  1. Esme Wakefield
    6 years ago

    Many French people are even unsure of gender sometimes! I have also on one occasion witnessed a French person say they didn’t know the rules on how to work out gender (doable for 99% of words). If only it were that natural for me… *sigh


  2. Selina Sykes
    6 years ago

    That’s reassuring Esme! I wish the same thing!


  3. David Jaggard
    6 years ago

    After 30 years in France I still make LOTS of gender mistakes. Which is as much a tribute to my linguistic laziness and laxity as the complexities of French (which at least doesn’t have neuters). Once in a while there’s a proposal to simplify the language – and make French class easier for students, so they can concentrate more on math and science and compete better against the Germans, Italians and Spanish, with their WYSIWYG languages. The first thing they propose is to dump the circumflex accent, which has no effect on pronunciation and only serves to make dictations harder. I am vehemently against this, because it would undermine the inexplicable beauty of the French tongue. When you love a language it’s the little irrational details that make it most lovable.


  4. Selina Sykes
    6 years ago

    That is again very reassuring to hear!

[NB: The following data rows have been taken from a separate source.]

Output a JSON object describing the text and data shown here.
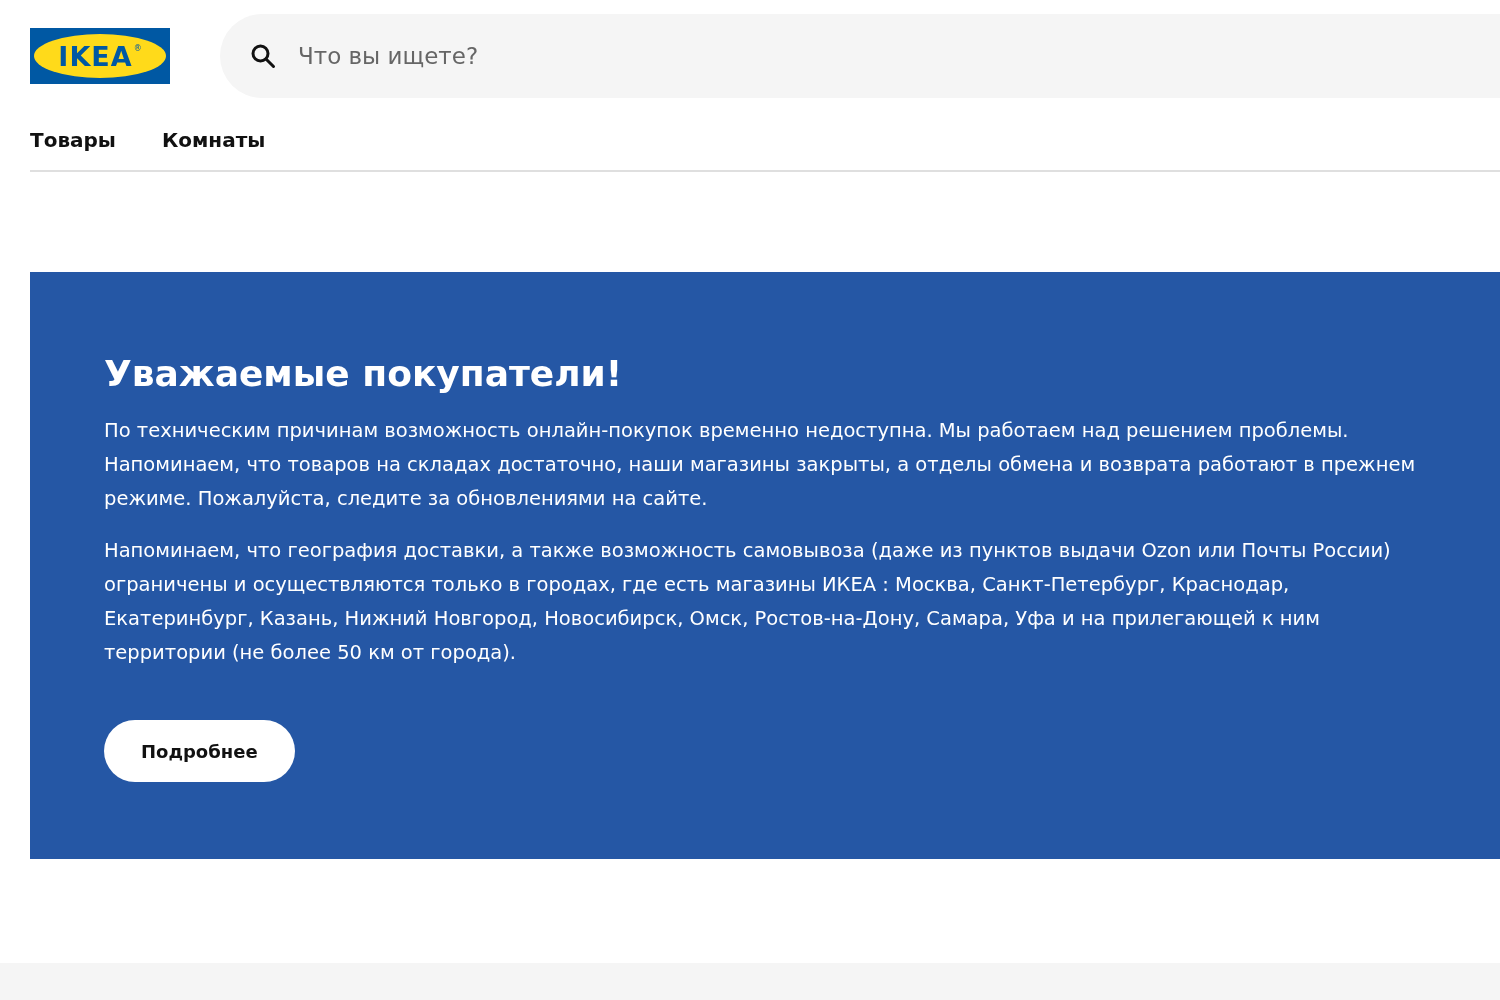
{
  "logo": {
    "text": "IKEA",
    "mark": "®"
  },
  "search": {
    "placeholder": "Что вы ищете?"
  },
  "tabs": [
    {
      "label": "Товары"
    },
    {
      "label": "Комнаты"
    }
  ],
  "banner": {
    "title": "Уважаемые покупатели!",
    "paragraphs": [
      "По техническим причинам возможность онлайн-покупок временно недоступна. Мы работаем над решением проблемы. Напоминаем, что товаров на складах достаточно, наши магазины закрыты, а отделы обмена и возврата работают в прежнем режиме. Пожалуйста, следите за обновлениями на сайте.",
      "Напоминаем, что география доставки, а также возможность самовывоза (даже из пунктов выдачи Ozon или Почты России) ограничены и осуществляются только в городах, где есть магазины ИКЕА : Москва, Санкт-Петербург, Краснодар, Екатеринбург, Казань, Нижний Новгород, Новосибирск, Омск, Ростов-на-Дону, Самара, Уфа и на прилегающей к ним территории (не более 50 км от города)."
    ],
    "button": "Подробнее"
  }
}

I could not agree with you more David – the complexity of French makes it all the more beautiful and spurs me to work even harder at perfecting it!


  5. Gerard Lewis-Fitzgerald
    6 years ago

    Selina, you mentioned the masculine bias in ‘top level jobs’. I have always wondered why avocat/avocate did not seem to follow along this line. There’s a clear feminine word for a female lawyer – ‘avocate’. I don’t want to think it’s simply another jibe at lawyers [?].
    Gerard


  6. Selina Sykes
    6 years ago

    That’s an interesting point Gerard. Whereas many feminine forms of jobs do exist, any French women prefer using the masculine form – écrivain and écrivaine for example. This may be the same for avocat(e). The debate never ceases to intrigue me!


  7. Jennifer Bourne
    6 years ago

    Many female-related words are masculine such as lipstick (un rouge a levres), handbag (un sac a main), breast (un sein), and many others. If you speak good enough French, catch this sketch about word gender by comedian Roland Magdane: http://www.youtube.com/watch?v=xSQo9-8HCyY. Hilarious.


  8. Selina Sykes
    6 years ago

    Another good point Jennifer! I have actually lived in France for a year, so I understood the clip perfectly. Very clever sketch – especially the ‘Dès que c’est une galère c’est toute suite au féminin ‘ comment!